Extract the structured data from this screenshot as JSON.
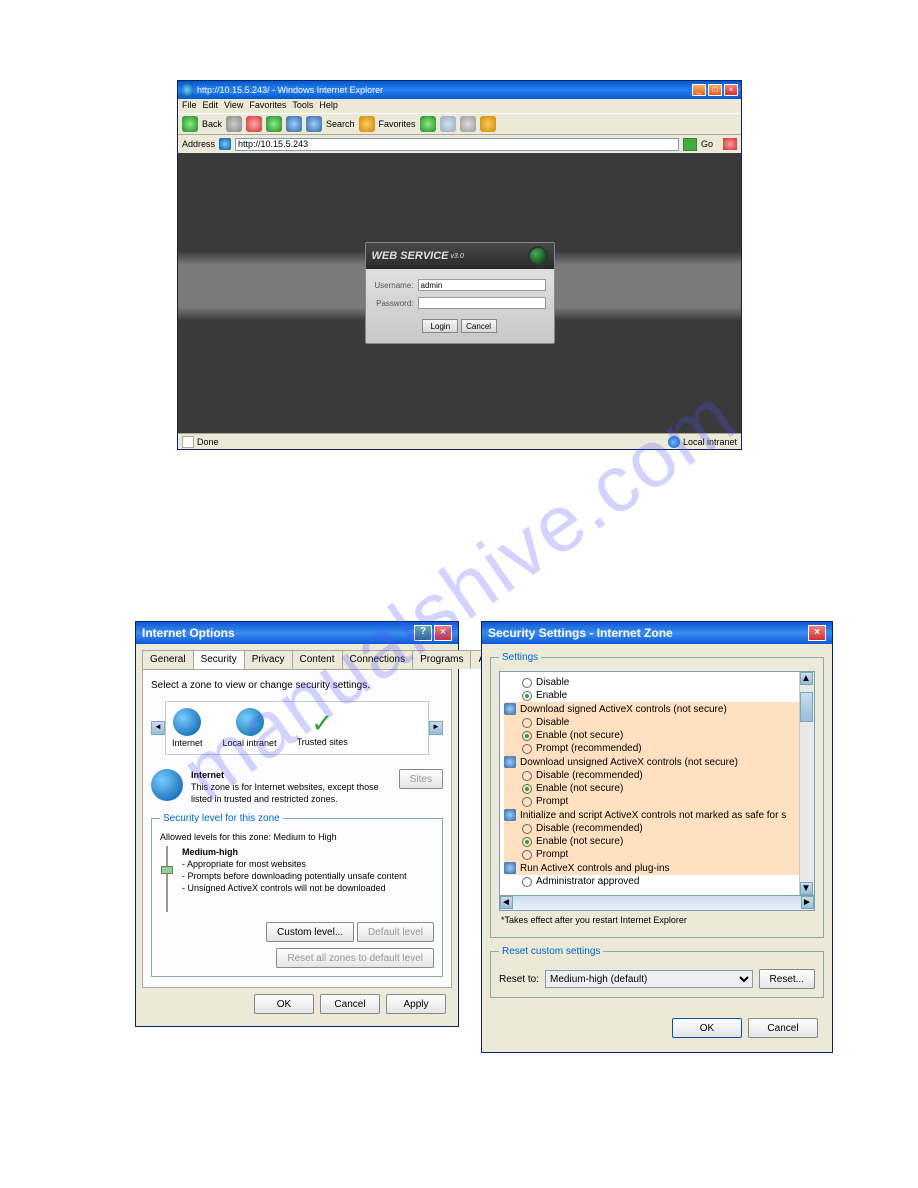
{
  "watermark": "manualshive.com",
  "ie_window": {
    "title": "http://10.15.5.243/ - Windows Internet Explorer",
    "menu": [
      "File",
      "Edit",
      "View",
      "Favorites",
      "Tools",
      "Help"
    ],
    "toolbar": {
      "back": "Back",
      "search": "Search",
      "favorites": "Favorites"
    },
    "address_label": "Address",
    "address_value": "http://10.15.5.243",
    "go_label": "Go",
    "status_left": "Done",
    "status_right": "Local intranet"
  },
  "login": {
    "header": "WEB  SERVICE",
    "version": "v3.0",
    "username_label": "Username:",
    "username_value": "admin",
    "password_label": "Password:",
    "password_value": "",
    "login_btn": "Login",
    "cancel_btn": "Cancel"
  },
  "internet_options": {
    "title": "Internet Options",
    "tabs": [
      "General",
      "Security",
      "Privacy",
      "Content",
      "Connections",
      "Programs",
      "Advanced"
    ],
    "active_tab": 1,
    "instruction": "Select a zone to view or change security settings.",
    "zones": {
      "internet": "Internet",
      "local_intranet": "Local intranet",
      "trusted_sites": "Trusted sites"
    },
    "zone_desc": {
      "heading": "Internet",
      "text": "This zone is for Internet websites, except those listed in trusted and restricted zones."
    },
    "sites_btn": "Sites",
    "security_level_legend": "Security level for this zone",
    "allowed_text": "Allowed levels for this zone: Medium to High",
    "level_name": "Medium-high",
    "level_bullets": [
      "- Appropriate for most websites",
      "- Prompts before downloading potentially unsafe content",
      "- Unsigned ActiveX controls will not be downloaded"
    ],
    "custom_level_btn": "Custom level...",
    "default_level_btn": "Default level",
    "reset_all_btn": "Reset all zones to default level",
    "ok_btn": "OK",
    "cancel_btn": "Cancel",
    "apply_btn": "Apply"
  },
  "security_settings": {
    "title": "Security Settings - Internet Zone",
    "settings_legend": "Settings",
    "groups": [
      {
        "header": null,
        "highlight": false,
        "options": [
          {
            "label": "Disable",
            "selected": false,
            "highlight": false
          },
          {
            "label": "Enable",
            "selected": true,
            "highlight": false
          }
        ]
      },
      {
        "header": "Download signed ActiveX controls (not secure)",
        "highlight": true,
        "options": [
          {
            "label": "Disable",
            "selected": false,
            "highlight": true
          },
          {
            "label": "Enable (not secure)",
            "selected": true,
            "highlight": true
          },
          {
            "label": "Prompt (recommended)",
            "selected": false,
            "highlight": true
          }
        ]
      },
      {
        "header": "Download unsigned ActiveX controls (not secure)",
        "highlight": true,
        "options": [
          {
            "label": "Disable (recommended)",
            "selected": false,
            "highlight": true
          },
          {
            "label": "Enable (not secure)",
            "selected": true,
            "highlight": true
          },
          {
            "label": "Prompt",
            "selected": false,
            "highlight": true
          }
        ]
      },
      {
        "header": "Initialize and script ActiveX controls not marked as safe for s",
        "highlight": true,
        "options": [
          {
            "label": "Disable (recommended)",
            "selected": false,
            "highlight": true
          },
          {
            "label": "Enable (not secure)",
            "selected": true,
            "highlight": true
          },
          {
            "label": "Prompt",
            "selected": false,
            "highlight": true
          }
        ]
      },
      {
        "header": "Run ActiveX controls and plug-ins",
        "highlight": true,
        "options": [
          {
            "label": "Administrator approved",
            "selected": false,
            "highlight": false
          }
        ]
      }
    ],
    "note": "*Takes effect after you restart Internet Explorer",
    "reset_legend": "Reset custom settings",
    "reset_to_label": "Reset to:",
    "reset_to_value": "Medium-high (default)",
    "reset_btn": "Reset...",
    "ok_btn": "OK",
    "cancel_btn": "Cancel"
  }
}
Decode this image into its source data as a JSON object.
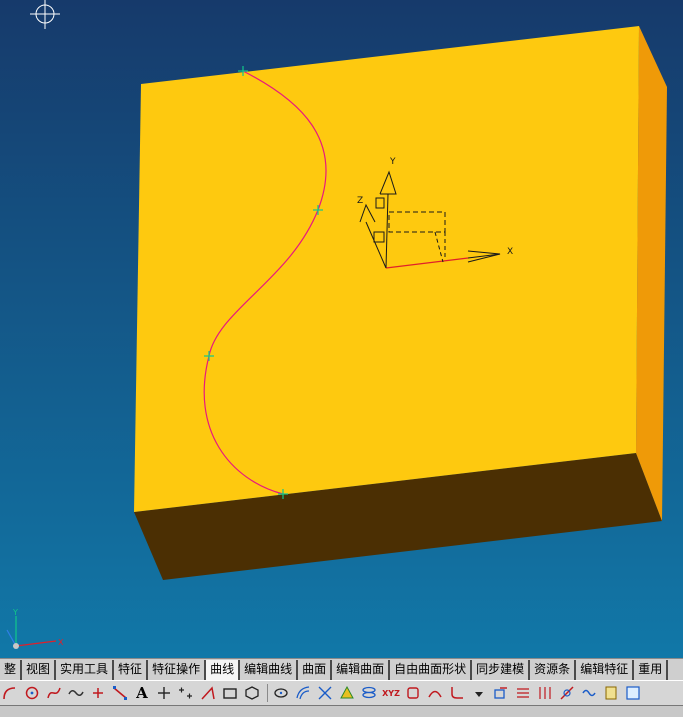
{
  "colors": {
    "bg_top": "#163a6b",
    "bg_bottom": "#1178a8",
    "face_front": "#fec90f",
    "face_side": "#ef9a08",
    "face_bottom": "#4b2f03",
    "curve": "#e8187e",
    "control_point": "#11c88a",
    "csys": "#191919",
    "csys_x_axis": "#e0202a"
  },
  "viewport": {
    "crosshair_icon": "crosshair-icon",
    "csys_labels": {
      "x": "X",
      "y": "Y",
      "z": "Z"
    },
    "triad_labels": {
      "x": "X",
      "y": "Y"
    }
  },
  "ribbon_tabs": [
    {
      "label": "整"
    },
    {
      "label": "视图"
    },
    {
      "label": "实用工具"
    },
    {
      "label": "特征"
    },
    {
      "label": "特征操作"
    },
    {
      "label": "曲线",
      "active": true
    },
    {
      "label": "编辑曲线"
    },
    {
      "label": "曲面"
    },
    {
      "label": "编辑曲面"
    },
    {
      "label": "自由曲面形状"
    },
    {
      "label": "同步建模"
    },
    {
      "label": "资源条"
    },
    {
      "label": "编辑特征"
    },
    {
      "label": "重用"
    }
  ],
  "toolbar": {
    "text_tool_label": "A",
    "xyz_label": "XYZ",
    "icons": [
      "arc-icon",
      "circle-icon",
      "spline-icon",
      "wave-icon",
      "point-icon",
      "line-icon",
      "text-icon",
      "plus-icon",
      "point-set-icon",
      "corner-icon",
      "rectangle-icon",
      "polygon-icon",
      "ellipse-icon",
      "offset-curve-icon",
      "intersect-icon",
      "project-icon",
      "helix-icon",
      "xyz-expression-icon",
      "law-curve-icon",
      "bridge-icon",
      "fillet-curve-icon",
      "dropdown-icon",
      "extract-icon",
      "section-icon",
      "isoparametric-icon",
      "trim-icon",
      "join-icon",
      "edit-params-icon",
      "edit-length-icon"
    ]
  }
}
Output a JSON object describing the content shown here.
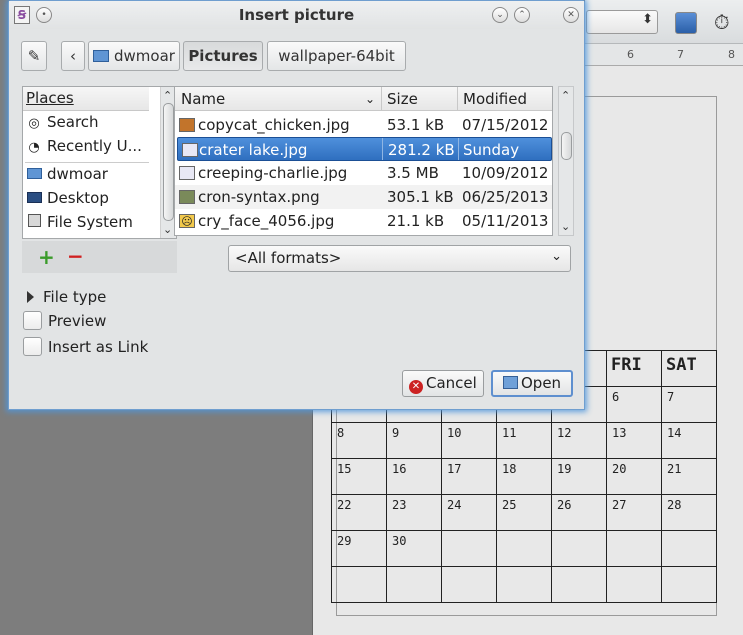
{
  "dialog": {
    "title": "Insert picture",
    "path": [
      "dwmoar",
      "Pictures",
      "wallpaper-64bit"
    ],
    "places": {
      "header": "Places",
      "items": [
        {
          "label": "Search",
          "icon": "binoculars-icon"
        },
        {
          "label": "Recently U...",
          "icon": "recent-clock-icon"
        },
        {
          "label": "dwmoar",
          "icon": "home-folder-icon"
        },
        {
          "label": "Desktop",
          "icon": "desktop-icon"
        },
        {
          "label": "File System",
          "icon": "drive-icon"
        }
      ]
    },
    "files": {
      "columns": {
        "name": "Name",
        "size": "Size",
        "modified": "Modified"
      },
      "rows": [
        {
          "name": "copycat_chicken.jpg",
          "size": "53.1 kB",
          "modified": "07/15/2012",
          "selected": false
        },
        {
          "name": "crater lake.jpg",
          "size": "281.2 kB",
          "modified": "Sunday",
          "selected": true
        },
        {
          "name": "creeping-charlie.jpg",
          "size": "3.5 MB",
          "modified": "10/09/2012",
          "selected": false
        },
        {
          "name": "cron-syntax.png",
          "size": "305.1 kB",
          "modified": "06/25/2013",
          "selected": false
        },
        {
          "name": "cry_face_4056.jpg",
          "size": "21.1 kB",
          "modified": "05/11/2013",
          "selected": false
        }
      ]
    },
    "format_filter": "<All formats>",
    "file_type_label": "File type",
    "preview_label": "Preview",
    "insert_as_link_label": "Insert as Link",
    "cancel_label": "Cancel",
    "open_label": "Open",
    "selection_color": "#3a7ccc"
  },
  "background": {
    "ruler_numbers": [
      "6",
      "7",
      "8"
    ],
    "calendar": {
      "headers": [
        "",
        "",
        "",
        "",
        "",
        "FRI",
        "SAT"
      ],
      "rows": [
        [
          "",
          "",
          "",
          "",
          "",
          "6",
          "7"
        ],
        [
          "8",
          "9",
          "10",
          "11",
          "12",
          "13",
          "14"
        ],
        [
          "15",
          "16",
          "17",
          "18",
          "19",
          "20",
          "21"
        ],
        [
          "22",
          "23",
          "24",
          "25",
          "26",
          "27",
          "28"
        ],
        [
          "29",
          "30",
          "",
          "",
          "",
          "",
          ""
        ],
        [
          "",
          "",
          "",
          "",
          "",
          "",
          ""
        ]
      ]
    }
  }
}
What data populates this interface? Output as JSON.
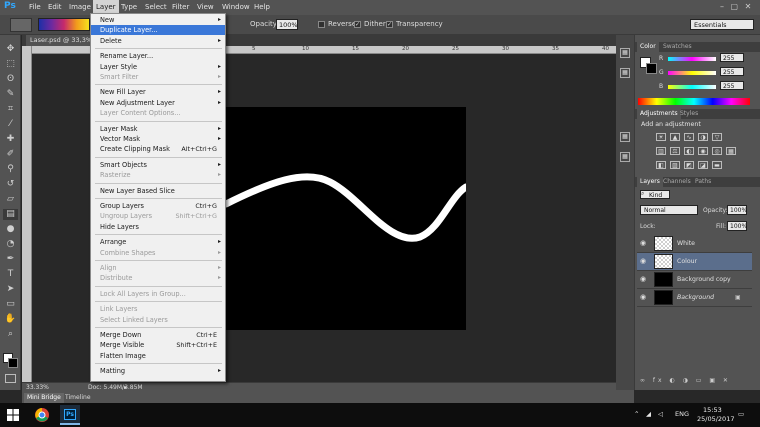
{
  "app": {
    "logo": "Ps"
  },
  "menubar": {
    "items": [
      "File",
      "Edit",
      "Image",
      "Layer",
      "Type",
      "Select",
      "Filter",
      "View",
      "Window",
      "Help"
    ],
    "active": "Layer"
  },
  "options": {
    "opacity_label": "Opacity:",
    "opacity_value": "100%",
    "reverse_label": "Reverse",
    "dither_label": "Dither",
    "transparency_label": "Transparency",
    "reverse_checked": false,
    "dither_checked": true,
    "transparency_checked": true,
    "workspace": "Essentials"
  },
  "document": {
    "tab_title": "Laser.psd @ 33,3% (C",
    "ruler_ticks": [
      "5",
      "10",
      "15",
      "20",
      "25",
      "30",
      "35",
      "40"
    ],
    "zoom": "33.33%",
    "doc_size": "Doc: 5.49M/3.85M"
  },
  "bottom_tabs": [
    "Mini Bridge",
    "Timeline"
  ],
  "layer_menu": {
    "items": [
      {
        "label": "New",
        "submenu": true
      },
      {
        "label": "Duplicate Layer...",
        "highlight": true
      },
      {
        "label": "Delete",
        "submenu": true
      },
      {
        "sep": true
      },
      {
        "label": "Rename Layer..."
      },
      {
        "label": "Layer Style",
        "submenu": true
      },
      {
        "label": "Smart Filter",
        "disabled": true,
        "submenu": true
      },
      {
        "sep": true
      },
      {
        "label": "New Fill Layer",
        "submenu": true
      },
      {
        "label": "New Adjustment Layer",
        "submenu": true
      },
      {
        "label": "Layer Content Options...",
        "disabled": true
      },
      {
        "sep": true
      },
      {
        "label": "Layer Mask",
        "submenu": true
      },
      {
        "label": "Vector Mask",
        "submenu": true
      },
      {
        "label": "Create Clipping Mask",
        "shortcut": "Alt+Ctrl+G"
      },
      {
        "sep": true
      },
      {
        "label": "Smart Objects",
        "submenu": true
      },
      {
        "label": "Rasterize",
        "disabled": true,
        "submenu": true
      },
      {
        "sep": true
      },
      {
        "label": "New Layer Based Slice"
      },
      {
        "sep": true
      },
      {
        "label": "Group Layers",
        "shortcut": "Ctrl+G"
      },
      {
        "label": "Ungroup Layers",
        "disabled": true,
        "shortcut": "Shift+Ctrl+G"
      },
      {
        "label": "Hide Layers"
      },
      {
        "sep": true
      },
      {
        "label": "Arrange",
        "submenu": true
      },
      {
        "label": "Combine Shapes",
        "disabled": true,
        "submenu": true
      },
      {
        "sep": true
      },
      {
        "label": "Align",
        "disabled": true,
        "submenu": true
      },
      {
        "label": "Distribute",
        "disabled": true,
        "submenu": true
      },
      {
        "sep": true
      },
      {
        "label": "Lock All Layers in Group...",
        "disabled": true
      },
      {
        "sep": true
      },
      {
        "label": "Link Layers",
        "disabled": true
      },
      {
        "label": "Select Linked Layers",
        "disabled": true
      },
      {
        "sep": true
      },
      {
        "label": "Merge Down",
        "shortcut": "Ctrl+E"
      },
      {
        "label": "Merge Visible",
        "shortcut": "Shift+Ctrl+E"
      },
      {
        "label": "Flatten Image"
      },
      {
        "sep": true
      },
      {
        "label": "Matting",
        "submenu": true
      }
    ]
  },
  "color_panel": {
    "tabs": [
      "Color",
      "Swatches"
    ],
    "channels": [
      {
        "name": "R",
        "value": "255"
      },
      {
        "name": "G",
        "value": "255"
      },
      {
        "name": "B",
        "value": "255"
      }
    ]
  },
  "adjustments_panel": {
    "tabs": [
      "Adjustments",
      "Styles"
    ],
    "heading": "Add an adjustment"
  },
  "layers_panel": {
    "tabs": [
      "Layers",
      "Channels",
      "Paths"
    ],
    "kind_label": "Kind",
    "blend_mode": "Normal",
    "opacity_label": "Opacity:",
    "opacity_value": "100%",
    "lock_label": "Lock:",
    "fill_label": "Fill:",
    "fill_value": "100%",
    "layers": [
      {
        "name": "White",
        "thumb": "checker",
        "selected": false,
        "italic": false
      },
      {
        "name": "Colour",
        "thumb": "checker",
        "selected": true,
        "italic": false
      },
      {
        "name": "Background copy",
        "thumb": "black",
        "selected": false,
        "italic": false
      },
      {
        "name": "Background",
        "thumb": "black",
        "selected": false,
        "italic": true,
        "locked": true
      }
    ]
  },
  "taskbar": {
    "language": "ENG",
    "time": "15:53",
    "date": "25/05/2017"
  },
  "colors": {
    "menu_highlight": "#3a77d8",
    "layer_selected": "#5b6e8c",
    "ps_blue": "#31a8ff"
  }
}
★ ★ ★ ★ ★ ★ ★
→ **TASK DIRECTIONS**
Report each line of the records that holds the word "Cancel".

→ **EXPECTED ANSWER**
    "cancel_btn": "Cancel"
    "cancel_btn": "Cancel",
    "cancel_btn": "Cancel"
    "cancel_label": "Cancel",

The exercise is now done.